Thursday, October 19, 2006
The $1.65 billion price-tag that Google paid for YouTube grabbed all the headlines, but there's a very big underlying story that's just now coming out. The New York Times reported today that just prior to the deal being struck with Google, Vivendi’s Universal Music Group, Sony and Bertelsmann’s jointly owned Sony BMG Music Entertainment, and the Warner Music Group, all agreed to take stakes in YouTube. No doubt this was a move to appease the labels that had strongly hinted that they were considering lawsuits against YouTube for the video-sharing site making copyrighted material available. And I'm sure that this was a strong factor in whether or not Google agreed to purchase YouTube.
But here's the potentially huge problem: An additional element of the deal with the labels involves YouTube upgrading their existing technology to identify copyrighted material that users have uploaded to the site without permission.

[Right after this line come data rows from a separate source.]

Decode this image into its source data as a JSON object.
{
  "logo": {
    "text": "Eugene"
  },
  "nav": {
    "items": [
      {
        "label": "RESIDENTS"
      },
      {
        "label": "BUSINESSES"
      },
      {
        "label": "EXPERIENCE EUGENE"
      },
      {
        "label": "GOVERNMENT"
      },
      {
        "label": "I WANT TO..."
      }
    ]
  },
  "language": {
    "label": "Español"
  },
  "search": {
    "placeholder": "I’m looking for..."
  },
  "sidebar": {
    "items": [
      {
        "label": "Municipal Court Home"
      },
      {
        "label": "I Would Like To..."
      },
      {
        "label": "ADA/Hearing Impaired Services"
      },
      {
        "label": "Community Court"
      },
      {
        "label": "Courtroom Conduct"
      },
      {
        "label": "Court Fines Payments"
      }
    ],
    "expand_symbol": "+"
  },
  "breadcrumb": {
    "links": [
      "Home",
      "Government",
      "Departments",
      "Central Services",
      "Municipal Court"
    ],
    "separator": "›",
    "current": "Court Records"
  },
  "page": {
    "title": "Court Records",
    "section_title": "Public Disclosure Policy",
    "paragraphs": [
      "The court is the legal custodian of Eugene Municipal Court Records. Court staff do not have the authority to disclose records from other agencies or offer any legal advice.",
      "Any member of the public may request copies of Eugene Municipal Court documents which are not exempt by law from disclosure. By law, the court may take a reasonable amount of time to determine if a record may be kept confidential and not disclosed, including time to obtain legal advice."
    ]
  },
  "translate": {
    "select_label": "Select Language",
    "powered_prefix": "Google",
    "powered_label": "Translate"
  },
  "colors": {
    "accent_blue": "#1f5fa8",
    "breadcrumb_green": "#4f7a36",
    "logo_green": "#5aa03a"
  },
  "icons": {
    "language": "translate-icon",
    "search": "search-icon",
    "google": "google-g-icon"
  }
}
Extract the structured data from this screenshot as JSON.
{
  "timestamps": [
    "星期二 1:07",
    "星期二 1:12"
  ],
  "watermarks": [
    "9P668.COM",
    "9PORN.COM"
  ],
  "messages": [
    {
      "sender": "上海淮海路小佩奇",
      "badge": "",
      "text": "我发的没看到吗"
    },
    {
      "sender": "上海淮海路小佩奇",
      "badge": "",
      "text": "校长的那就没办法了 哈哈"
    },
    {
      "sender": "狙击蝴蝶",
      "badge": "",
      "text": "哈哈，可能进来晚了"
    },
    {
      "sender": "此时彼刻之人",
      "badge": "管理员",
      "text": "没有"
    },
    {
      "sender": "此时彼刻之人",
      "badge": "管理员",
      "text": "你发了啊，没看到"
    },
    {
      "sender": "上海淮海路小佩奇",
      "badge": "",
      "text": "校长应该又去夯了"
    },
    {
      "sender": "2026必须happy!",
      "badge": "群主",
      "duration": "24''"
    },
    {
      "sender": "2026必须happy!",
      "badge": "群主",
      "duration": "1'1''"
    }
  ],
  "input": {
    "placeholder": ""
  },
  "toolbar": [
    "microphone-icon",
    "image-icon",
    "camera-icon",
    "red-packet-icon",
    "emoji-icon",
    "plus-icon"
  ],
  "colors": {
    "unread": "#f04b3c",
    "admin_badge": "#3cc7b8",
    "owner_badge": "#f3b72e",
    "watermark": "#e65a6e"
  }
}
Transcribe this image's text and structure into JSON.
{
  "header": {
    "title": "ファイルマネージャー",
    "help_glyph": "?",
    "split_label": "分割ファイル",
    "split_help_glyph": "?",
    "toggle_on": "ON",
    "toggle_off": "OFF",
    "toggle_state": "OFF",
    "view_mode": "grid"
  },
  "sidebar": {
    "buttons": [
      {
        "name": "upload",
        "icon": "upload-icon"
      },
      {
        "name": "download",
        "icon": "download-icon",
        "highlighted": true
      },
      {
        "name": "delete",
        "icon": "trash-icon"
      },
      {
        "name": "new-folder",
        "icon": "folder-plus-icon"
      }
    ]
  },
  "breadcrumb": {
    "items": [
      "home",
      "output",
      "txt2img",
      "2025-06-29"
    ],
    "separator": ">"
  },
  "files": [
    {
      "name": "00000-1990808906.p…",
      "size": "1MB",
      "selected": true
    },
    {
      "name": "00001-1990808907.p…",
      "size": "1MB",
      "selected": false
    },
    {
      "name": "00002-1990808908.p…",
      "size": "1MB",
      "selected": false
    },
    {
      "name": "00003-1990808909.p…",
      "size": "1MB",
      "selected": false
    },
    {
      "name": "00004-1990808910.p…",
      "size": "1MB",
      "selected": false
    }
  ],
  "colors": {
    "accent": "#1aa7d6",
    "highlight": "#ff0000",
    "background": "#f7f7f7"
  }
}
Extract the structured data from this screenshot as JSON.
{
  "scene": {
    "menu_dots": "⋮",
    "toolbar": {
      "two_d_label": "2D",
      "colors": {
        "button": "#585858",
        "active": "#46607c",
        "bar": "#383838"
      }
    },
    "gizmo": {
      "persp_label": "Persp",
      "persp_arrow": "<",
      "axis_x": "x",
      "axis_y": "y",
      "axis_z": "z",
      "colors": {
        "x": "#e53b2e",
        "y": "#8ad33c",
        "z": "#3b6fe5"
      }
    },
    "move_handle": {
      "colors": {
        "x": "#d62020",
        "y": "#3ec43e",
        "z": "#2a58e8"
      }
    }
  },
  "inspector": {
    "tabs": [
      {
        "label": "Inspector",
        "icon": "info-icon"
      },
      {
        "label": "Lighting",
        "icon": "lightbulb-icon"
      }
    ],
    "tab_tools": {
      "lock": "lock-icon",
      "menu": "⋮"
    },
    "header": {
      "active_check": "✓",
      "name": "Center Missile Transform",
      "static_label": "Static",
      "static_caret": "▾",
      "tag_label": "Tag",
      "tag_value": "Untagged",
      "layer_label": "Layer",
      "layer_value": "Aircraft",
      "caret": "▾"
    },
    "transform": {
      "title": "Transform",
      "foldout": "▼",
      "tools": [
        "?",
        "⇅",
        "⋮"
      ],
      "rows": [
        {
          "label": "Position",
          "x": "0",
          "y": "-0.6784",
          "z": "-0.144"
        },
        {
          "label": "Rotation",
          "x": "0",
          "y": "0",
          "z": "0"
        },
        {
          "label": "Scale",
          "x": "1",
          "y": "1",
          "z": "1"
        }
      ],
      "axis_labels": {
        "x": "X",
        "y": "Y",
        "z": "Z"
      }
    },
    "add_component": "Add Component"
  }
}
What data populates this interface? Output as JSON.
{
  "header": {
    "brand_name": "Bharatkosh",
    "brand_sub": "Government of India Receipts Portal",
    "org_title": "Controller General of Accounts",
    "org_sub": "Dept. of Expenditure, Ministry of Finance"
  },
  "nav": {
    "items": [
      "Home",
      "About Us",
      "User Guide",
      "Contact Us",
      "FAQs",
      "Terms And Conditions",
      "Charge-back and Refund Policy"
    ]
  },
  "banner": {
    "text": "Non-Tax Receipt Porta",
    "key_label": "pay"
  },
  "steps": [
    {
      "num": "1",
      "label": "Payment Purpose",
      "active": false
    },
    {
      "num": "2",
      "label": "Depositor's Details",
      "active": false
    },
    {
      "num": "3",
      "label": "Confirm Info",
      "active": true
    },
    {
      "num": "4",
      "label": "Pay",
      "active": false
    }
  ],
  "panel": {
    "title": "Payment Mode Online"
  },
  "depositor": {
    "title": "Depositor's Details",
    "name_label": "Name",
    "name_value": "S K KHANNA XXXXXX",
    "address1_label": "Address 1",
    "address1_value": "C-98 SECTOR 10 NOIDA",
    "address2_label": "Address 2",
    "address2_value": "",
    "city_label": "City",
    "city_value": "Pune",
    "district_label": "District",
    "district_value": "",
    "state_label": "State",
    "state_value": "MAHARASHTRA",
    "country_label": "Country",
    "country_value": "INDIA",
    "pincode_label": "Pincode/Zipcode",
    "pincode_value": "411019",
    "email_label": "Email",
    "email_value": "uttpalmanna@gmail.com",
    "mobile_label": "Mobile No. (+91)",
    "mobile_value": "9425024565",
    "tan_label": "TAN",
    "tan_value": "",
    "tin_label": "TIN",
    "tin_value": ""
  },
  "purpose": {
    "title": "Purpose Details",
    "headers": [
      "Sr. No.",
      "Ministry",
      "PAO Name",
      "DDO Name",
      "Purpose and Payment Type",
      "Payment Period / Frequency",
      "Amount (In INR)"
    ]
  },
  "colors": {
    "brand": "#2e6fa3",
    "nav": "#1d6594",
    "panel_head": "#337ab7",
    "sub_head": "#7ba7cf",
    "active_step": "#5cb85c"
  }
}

I think we all know where this is likely headed, YouTube gives the information that it collects to the music labels, and soon every parent in America whose child has uploaded a music video to YouTube, has a letter in their mailbox threatening legal action against the family, which the label will agree to drop if the unknowing parent can pony up $10,000. Does anyone really think this isn't the road the RIAA and the labels are headed down?
Yes, apparently we still have to say outloud that 'Suing your own customers is bad for business'.
posted by Mack Collier @ 10:58 PM,
- At 12:53 AM, said...
Again you speak truth. I don't know where litigenous mo fo's are going to go but it's one more vote for restrained regulation in terms of internet freedom and shared information. This is a revolutionary moment my friends and I for one want to be a revolutionary!
- At 12:13 PM, Music Business Blog said...
Hi Mack - great observation. This is fairly unfortunate for my marketing company, as we (on behalf of the labels) post videos, EPKs, trailers, etc on YouTube and other sites. But, since these contain snippets of copyrighted material, it is possible that the label and artist could support it but the publisher might disagree and it gets pulled (or worse). Makes it tough to use a leading promotional tool very effectively!!!